The Jews brought [to England] a refined system of commercial law: their own form of commerce and a system of rules to facilitate and govern it. Those rules made their way into the developing structure of English law.
Several elements of historical Jewish legal practice have been integrated into the English legal System. Notable among these is the written credit agreement -- shetar, or starr, as it appears in English documents. The basis of the shetar, or "Jewish Gage," was a lien on all property (including realty) that has been traced as a source of the modern mortgage. Under Jewish law, the shetar permitted a creditor to proceed against all the goods and land of the defaulting debtor.
Although the Jews, as aliens, could not hold land in fee simple, they could take security interests of substantial money value. That Jews were permitted to hold security interests in land they did not occupy expanded interests in land beyond the traditional tenancies. The separation of possessory interest from interest in fee contributed to the decline of the rigid feudal land tenure structure.
At the same time, the strength of the feudal system's inherent resistance to this widespread innovation abated. By 1250, scutage had completely replaced feudal services: tenant obligations had been reduced to money payments. And as the identity of the principals in the landlord-tenant relationship became less critical, a change in the feudal rules restricting alienability of interests in land became possible.
One catalyst for this change may have been the litigation surrounding debt obligations to Jews secured by debtors' property. The Jews in Norman England had a specified legal status. They alone could lend money at interest. They were owned by the King, and their property was his property. The King suffered their presence only so long as they served his interests - primarily as a source of liquid capital.
Because money lending by Christians was infrequent, English law had not established its own forms of security. The Jews operated within the framework of their own legal practice, which was based on Talmudic law developed over centuries of study. But the peculiar status of the Jews as the Crown's de facto investment bankers encouraged the King to direct his courts to enforce the credit agreements made by Jews under their alien practice. This nourished the growth of Jewish law in a way that blurred the absolutes of feudal land tenure. Previously inalienable rights in land gave way to economic necessities, and the English ultimately adopted the Jewish practices.

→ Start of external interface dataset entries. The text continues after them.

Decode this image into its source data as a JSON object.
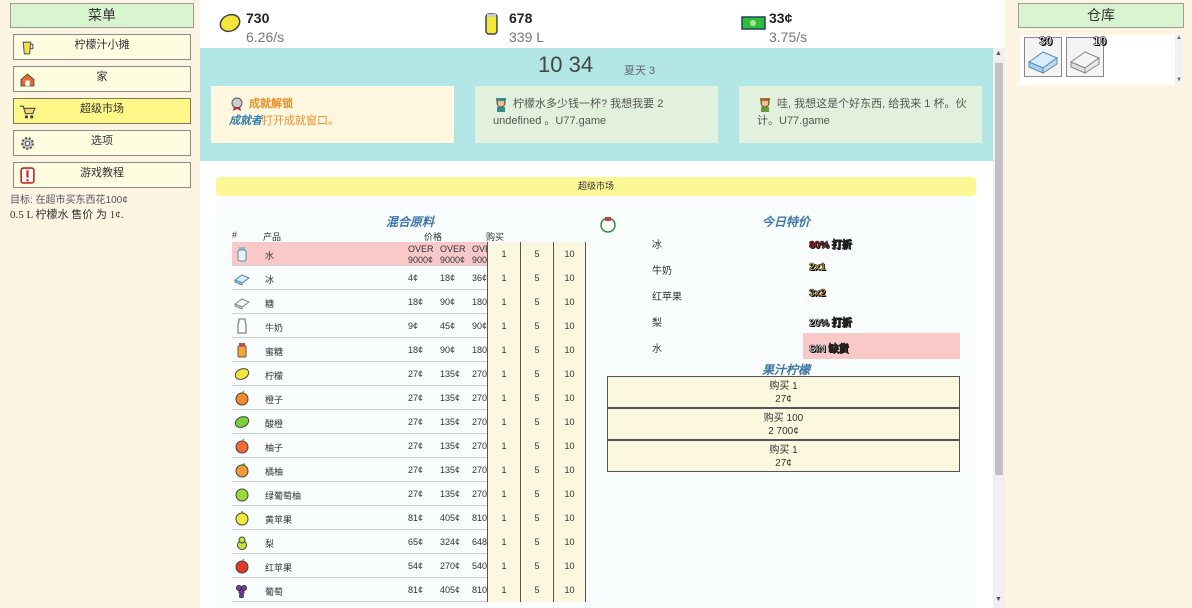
{
  "menu": {
    "title": "菜单",
    "items": [
      {
        "label": "柠檬汁小摊",
        "icon": "lemonade-pitcher-icon"
      },
      {
        "label": "家",
        "icon": "house-icon"
      },
      {
        "label": "超级市场",
        "icon": "shopping-cart-icon"
      },
      {
        "label": "选项",
        "icon": "gear-icon"
      },
      {
        "label": "游戏教程",
        "icon": "exclamation-icon"
      }
    ],
    "goal_label": "目标:",
    "goal_text": "在超市买东西花100¢",
    "goal_line2": "0.5 L 柠檬水 售价 为 1¢."
  },
  "resources": {
    "lemons": {
      "value": "730",
      "rate": "6.26/s",
      "icon": "lemon-icon"
    },
    "lemonade": {
      "value": "678",
      "rate": "339 L",
      "icon": "lemonade-jar-icon"
    },
    "money": {
      "value": "33¢",
      "rate": "3.75/s",
      "icon": "cash-icon"
    }
  },
  "time": {
    "clock": "10 34",
    "season": "夏天 3"
  },
  "messages": {
    "achievement_title": "成就解锁",
    "achievement_name": "成就者",
    "achievement_desc": "打开成就窗口。",
    "customer1": "柠檬水多少钱一杯? 我想我要 2 undefined 。U77.game",
    "customer2": "哇, 我想这是个好东西, 给我来 1 杯。伙计。U77.game"
  },
  "market": {
    "panel_title": "超级市场",
    "table_title": "混合原料",
    "headers": {
      "num": "#",
      "product": "产品",
      "price": "价格",
      "buy": "购买"
    },
    "qty_labels": [
      "1",
      "5",
      "10"
    ],
    "products": [
      {
        "name": "水",
        "icon": "water-bottle-icon",
        "p1": "OVER 9000¢",
        "p5": "OVER 9000¢",
        "p10": "OVER 9000¢",
        "out_of_stock": true
      },
      {
        "name": "冰",
        "icon": "ice-icon",
        "p1": "4¢",
        "p5": "18¢",
        "p10": "36¢"
      },
      {
        "name": "糖",
        "icon": "sugar-icon",
        "p1": "18¢",
        "p5": "90¢",
        "p10": "180¢"
      },
      {
        "name": "牛奶",
        "icon": "milk-icon",
        "p1": "9¢",
        "p5": "45¢",
        "p10": "90¢"
      },
      {
        "name": "蜜糖",
        "icon": "honey-icon",
        "p1": "18¢",
        "p5": "90¢",
        "p10": "180¢"
      },
      {
        "name": "柠檬",
        "icon": "lemon-icon",
        "p1": "27¢",
        "p5": "135¢",
        "p10": "270¢"
      },
      {
        "name": "橙子",
        "icon": "orange-icon",
        "p1": "27¢",
        "p5": "135¢",
        "p10": "270¢"
      },
      {
        "name": "酸橙",
        "icon": "lime-icon",
        "p1": "27¢",
        "p5": "135¢",
        "p10": "270¢"
      },
      {
        "name": "柚子",
        "icon": "grapefruit-icon",
        "p1": "27¢",
        "p5": "135¢",
        "p10": "270¢"
      },
      {
        "name": "橘柚",
        "icon": "tangelo-icon",
        "p1": "27¢",
        "p5": "135¢",
        "p10": "270¢"
      },
      {
        "name": "绿葡萄柚",
        "icon": "green-grapefruit-icon",
        "p1": "27¢",
        "p5": "135¢",
        "p10": "270¢"
      },
      {
        "name": "黄苹果",
        "icon": "yellow-apple-icon",
        "p1": "81¢",
        "p5": "405¢",
        "p10": "810¢"
      },
      {
        "name": "梨",
        "icon": "pear-icon",
        "p1": "65¢",
        "p5": "324¢",
        "p10": "648¢"
      },
      {
        "name": "红苹果",
        "icon": "red-apple-icon",
        "p1": "54¢",
        "p5": "270¢",
        "p10": "540¢"
      },
      {
        "name": "葡萄",
        "icon": "grapes-icon",
        "p1": "81¢",
        "p5": "405¢",
        "p10": "810¢"
      }
    ],
    "specials_title": "今日特价",
    "specials": [
      {
        "item": "冰",
        "deal": "80% 打折",
        "color": "#e01818"
      },
      {
        "item": "牛奶",
        "deal": "2x1",
        "color": "#ffd83c"
      },
      {
        "item": "红苹果",
        "deal": "3x2",
        "color": "#ffb43a"
      },
      {
        "item": "梨",
        "deal": "20% 打折",
        "color": "#ffffff"
      },
      {
        "item": "水",
        "deal": "SIN 缺货",
        "color": "#ffffff",
        "highlight": true
      }
    ],
    "juice_title": "果汁柠檬",
    "juice_options": [
      {
        "label": "购买 1",
        "price": "27¢"
      },
      {
        "label": "购买 100",
        "price": "2 700¢"
      },
      {
        "label": "购买 1",
        "price": "27¢"
      }
    ]
  },
  "warehouse": {
    "title": "仓库",
    "items": [
      {
        "count": "30",
        "icon": "ice-block-icon"
      },
      {
        "count": "10",
        "icon": "sugar-block-icon"
      }
    ]
  }
}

Above quote from - The Shetar's Effect on English Law -- A Law of the Jews Becomes the Law of the Land, The Georgetown Law Journal, Vol. 71:1179, written by Judith A. Shapiro (1983).
What was the device or instrument that was a new innovation into the laws England? It was a commercial document showing a security interest in property even though the holder of the security was not an owner or possessor. What was the instrument used as evidence to put villeins in debtor prisons? It was a security instrument appearing to show the defendant to be a debtor. Another word associated with security interest is pledge. Imprisonment for debt was a new concept in England, until the foreign merchants arrived. What was the foundational cause that would allow for debtors to be put in prison? It was the new nature or character of the population of England - which was, villeins, i.e. quasi slaves. The merchants needed the political authority to